**Goal of the exercise**
Which lines of the records below contain the string "https"? Report each of them.

(Records from a dataset)

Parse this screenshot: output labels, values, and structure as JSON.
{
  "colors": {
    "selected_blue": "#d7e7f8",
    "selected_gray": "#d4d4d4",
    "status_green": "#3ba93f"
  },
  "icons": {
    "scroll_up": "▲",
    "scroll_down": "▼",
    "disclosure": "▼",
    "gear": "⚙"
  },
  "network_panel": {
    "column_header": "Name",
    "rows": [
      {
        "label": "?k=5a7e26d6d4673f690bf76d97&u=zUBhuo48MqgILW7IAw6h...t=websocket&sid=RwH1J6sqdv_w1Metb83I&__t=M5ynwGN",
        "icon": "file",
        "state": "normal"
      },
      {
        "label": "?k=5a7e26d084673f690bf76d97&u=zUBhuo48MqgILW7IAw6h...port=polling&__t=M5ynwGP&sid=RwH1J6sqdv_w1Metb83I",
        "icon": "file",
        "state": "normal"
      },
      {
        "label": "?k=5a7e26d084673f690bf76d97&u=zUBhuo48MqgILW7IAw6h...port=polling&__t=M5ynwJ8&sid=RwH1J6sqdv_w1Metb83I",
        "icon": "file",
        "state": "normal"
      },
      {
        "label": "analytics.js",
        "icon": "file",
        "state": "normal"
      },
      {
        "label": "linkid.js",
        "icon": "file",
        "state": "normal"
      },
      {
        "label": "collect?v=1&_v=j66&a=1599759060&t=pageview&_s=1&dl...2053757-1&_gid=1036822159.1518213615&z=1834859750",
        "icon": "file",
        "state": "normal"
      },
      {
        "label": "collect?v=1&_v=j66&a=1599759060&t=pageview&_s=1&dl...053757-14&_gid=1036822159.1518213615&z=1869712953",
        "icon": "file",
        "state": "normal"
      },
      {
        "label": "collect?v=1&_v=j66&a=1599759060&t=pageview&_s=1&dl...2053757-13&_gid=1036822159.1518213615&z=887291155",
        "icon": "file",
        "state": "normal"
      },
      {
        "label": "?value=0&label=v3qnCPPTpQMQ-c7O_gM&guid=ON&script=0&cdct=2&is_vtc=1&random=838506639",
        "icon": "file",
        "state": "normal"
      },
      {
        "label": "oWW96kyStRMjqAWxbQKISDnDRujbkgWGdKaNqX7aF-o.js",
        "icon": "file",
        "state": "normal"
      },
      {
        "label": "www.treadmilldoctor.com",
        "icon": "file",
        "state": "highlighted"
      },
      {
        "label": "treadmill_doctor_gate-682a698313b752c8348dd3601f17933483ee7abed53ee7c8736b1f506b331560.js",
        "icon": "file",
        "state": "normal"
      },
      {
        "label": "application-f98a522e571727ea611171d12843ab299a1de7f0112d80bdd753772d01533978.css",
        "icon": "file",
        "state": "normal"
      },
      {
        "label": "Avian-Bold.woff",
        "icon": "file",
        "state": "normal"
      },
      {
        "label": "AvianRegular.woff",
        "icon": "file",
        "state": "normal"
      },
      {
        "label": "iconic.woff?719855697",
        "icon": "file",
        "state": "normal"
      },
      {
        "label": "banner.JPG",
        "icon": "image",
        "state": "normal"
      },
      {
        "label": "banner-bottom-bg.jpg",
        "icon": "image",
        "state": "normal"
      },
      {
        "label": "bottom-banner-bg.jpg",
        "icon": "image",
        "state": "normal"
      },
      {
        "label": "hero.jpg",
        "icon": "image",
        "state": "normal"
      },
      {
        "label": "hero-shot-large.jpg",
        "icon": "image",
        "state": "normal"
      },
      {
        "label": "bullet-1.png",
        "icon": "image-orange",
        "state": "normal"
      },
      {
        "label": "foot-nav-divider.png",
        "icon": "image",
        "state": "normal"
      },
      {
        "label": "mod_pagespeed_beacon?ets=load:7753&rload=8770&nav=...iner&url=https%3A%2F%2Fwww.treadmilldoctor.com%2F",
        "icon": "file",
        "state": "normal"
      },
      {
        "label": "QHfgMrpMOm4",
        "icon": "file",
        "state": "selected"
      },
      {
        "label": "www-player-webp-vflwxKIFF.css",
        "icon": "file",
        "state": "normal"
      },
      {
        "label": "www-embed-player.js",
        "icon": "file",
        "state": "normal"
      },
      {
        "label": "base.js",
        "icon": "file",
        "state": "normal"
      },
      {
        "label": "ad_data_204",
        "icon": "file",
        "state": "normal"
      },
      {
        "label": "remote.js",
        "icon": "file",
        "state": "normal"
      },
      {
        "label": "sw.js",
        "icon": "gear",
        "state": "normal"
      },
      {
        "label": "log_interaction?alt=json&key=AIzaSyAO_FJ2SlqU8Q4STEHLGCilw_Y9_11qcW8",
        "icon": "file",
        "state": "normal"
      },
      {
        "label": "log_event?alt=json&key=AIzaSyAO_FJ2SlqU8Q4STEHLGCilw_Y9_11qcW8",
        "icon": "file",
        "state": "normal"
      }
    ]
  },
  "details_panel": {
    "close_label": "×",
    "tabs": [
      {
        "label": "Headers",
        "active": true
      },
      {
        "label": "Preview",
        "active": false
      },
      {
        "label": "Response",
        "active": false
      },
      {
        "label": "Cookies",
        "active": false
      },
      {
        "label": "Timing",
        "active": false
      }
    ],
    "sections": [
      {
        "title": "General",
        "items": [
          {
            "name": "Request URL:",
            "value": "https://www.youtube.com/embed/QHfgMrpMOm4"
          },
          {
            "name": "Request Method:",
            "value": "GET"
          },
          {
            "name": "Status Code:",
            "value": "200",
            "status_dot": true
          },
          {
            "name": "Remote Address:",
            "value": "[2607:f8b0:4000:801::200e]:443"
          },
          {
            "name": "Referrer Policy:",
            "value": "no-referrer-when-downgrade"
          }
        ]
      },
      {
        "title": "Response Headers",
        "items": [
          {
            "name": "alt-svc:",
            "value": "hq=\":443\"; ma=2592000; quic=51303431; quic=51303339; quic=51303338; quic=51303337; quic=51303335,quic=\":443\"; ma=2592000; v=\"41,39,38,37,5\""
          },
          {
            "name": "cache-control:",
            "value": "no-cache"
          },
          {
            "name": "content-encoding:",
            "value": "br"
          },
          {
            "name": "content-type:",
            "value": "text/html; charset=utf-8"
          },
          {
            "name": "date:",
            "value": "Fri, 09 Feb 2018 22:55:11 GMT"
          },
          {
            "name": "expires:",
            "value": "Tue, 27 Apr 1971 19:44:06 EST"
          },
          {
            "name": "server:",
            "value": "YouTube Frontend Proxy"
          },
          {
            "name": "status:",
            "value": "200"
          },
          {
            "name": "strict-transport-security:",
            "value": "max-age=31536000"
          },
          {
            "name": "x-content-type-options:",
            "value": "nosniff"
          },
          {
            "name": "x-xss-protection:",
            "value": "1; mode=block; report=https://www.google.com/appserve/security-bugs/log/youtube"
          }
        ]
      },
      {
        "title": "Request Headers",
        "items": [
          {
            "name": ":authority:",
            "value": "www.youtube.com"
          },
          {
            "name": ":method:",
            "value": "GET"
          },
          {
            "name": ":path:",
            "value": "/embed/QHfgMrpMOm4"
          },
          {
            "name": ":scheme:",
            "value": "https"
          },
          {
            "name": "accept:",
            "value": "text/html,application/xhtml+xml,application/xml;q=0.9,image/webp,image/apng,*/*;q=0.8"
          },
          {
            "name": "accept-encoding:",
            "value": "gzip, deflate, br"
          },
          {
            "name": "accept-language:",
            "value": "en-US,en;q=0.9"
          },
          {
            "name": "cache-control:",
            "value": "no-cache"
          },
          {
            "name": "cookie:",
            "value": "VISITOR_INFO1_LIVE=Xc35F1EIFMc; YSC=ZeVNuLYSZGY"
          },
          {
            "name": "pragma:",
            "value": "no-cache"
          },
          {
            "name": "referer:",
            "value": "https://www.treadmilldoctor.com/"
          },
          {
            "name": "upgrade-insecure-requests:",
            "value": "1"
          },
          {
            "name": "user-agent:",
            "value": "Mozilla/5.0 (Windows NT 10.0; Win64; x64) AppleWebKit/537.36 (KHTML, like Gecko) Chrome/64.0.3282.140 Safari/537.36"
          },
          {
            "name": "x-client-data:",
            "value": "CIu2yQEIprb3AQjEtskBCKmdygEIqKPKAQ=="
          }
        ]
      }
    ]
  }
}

**Answer**
        "label": "mod_pagespeed_beacon?ets=load:7753&rload=8770&nav=...iner&url=https%3A%2F%2Fwww.treadmilldoctor.com%2F",
            "value": "https://www.youtube.com/embed/QHfgMrpMOm4"
            "value": "1; mode=block; report=https://www.google.com/appserve/security-bugs/log/youtube"
            "value": "https"
            "value": "https://www.treadmilldoctor.com/"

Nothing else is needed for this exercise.